▶ REQUIRED WORK: Check every line of the data for the word "this", and copy those that have it.

___ INPUT RECORDS ___

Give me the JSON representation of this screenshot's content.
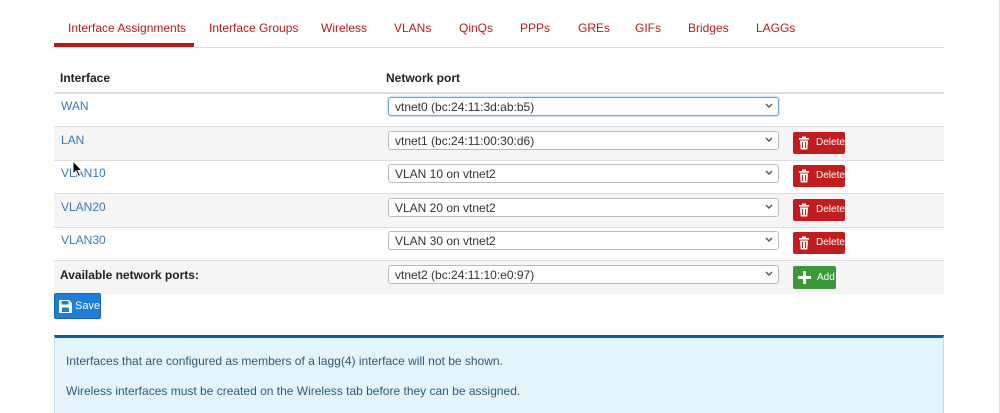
{
  "tabs": [
    {
      "label": "Interface Assignments",
      "active": true
    },
    {
      "label": "Interface Groups"
    },
    {
      "label": "Wireless"
    },
    {
      "label": "VLANs"
    },
    {
      "label": "QinQs"
    },
    {
      "label": "PPPs"
    },
    {
      "label": "GREs"
    },
    {
      "label": "GIFs"
    },
    {
      "label": "Bridges"
    },
    {
      "label": "LAGGs"
    }
  ],
  "table": {
    "headers": {
      "interface": "Interface",
      "network_port": "Network port"
    },
    "rows": [
      {
        "interface": "WAN",
        "port": "vtnet0 (bc:24:11:3d:ab:b5)",
        "delete": ""
      },
      {
        "interface": "LAN",
        "port": "vtnet1 (bc:24:11:00:30:d6)",
        "delete": "Delete"
      },
      {
        "interface": "VLAN10",
        "port": "VLAN 10 on vtnet2",
        "delete": "Delete"
      },
      {
        "interface": "VLAN20",
        "port": "VLAN 20 on vtnet2",
        "delete": "Delete"
      },
      {
        "interface": "VLAN30",
        "port": "VLAN 30 on vtnet2",
        "delete": "Delete"
      }
    ],
    "available": {
      "label": "Available network ports:",
      "port": "vtnet2 (bc:24:11:10:e0:97)",
      "add": "Add"
    }
  },
  "save_label": "Save",
  "info": {
    "line1": "Interfaces that are configured as members of a lagg(4) interface will not be shown.",
    "line2": "Wireless interfaces must be created on the Wireless tab before they can be assigned."
  },
  "colors": {
    "accent": "#b71c1c",
    "link": "#3c7bb0",
    "save": "#1c7ed6",
    "add": "#3a9a3a",
    "info_bg": "#e3f4fb"
  }
}
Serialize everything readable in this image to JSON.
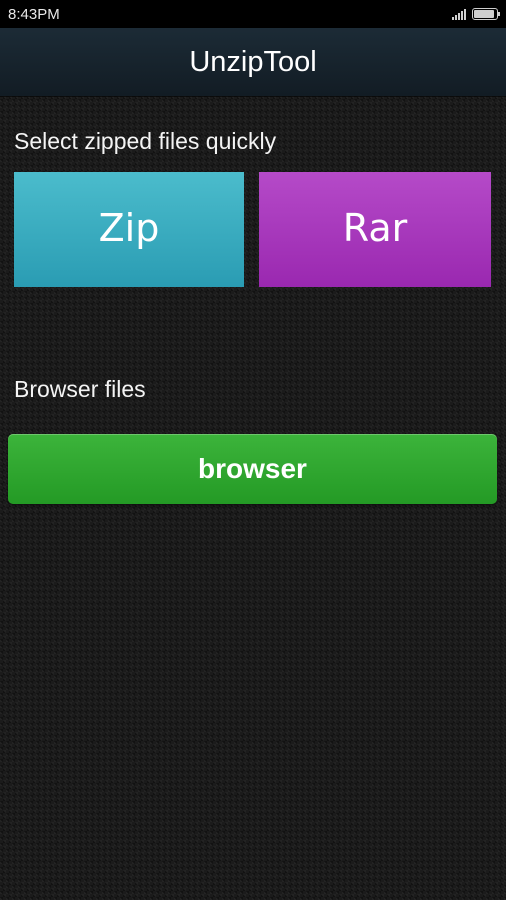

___

▶ TASK ANSWER:
Give me the JSON representation of this screenshot's content.
Serialize everything readable in this image to JSON.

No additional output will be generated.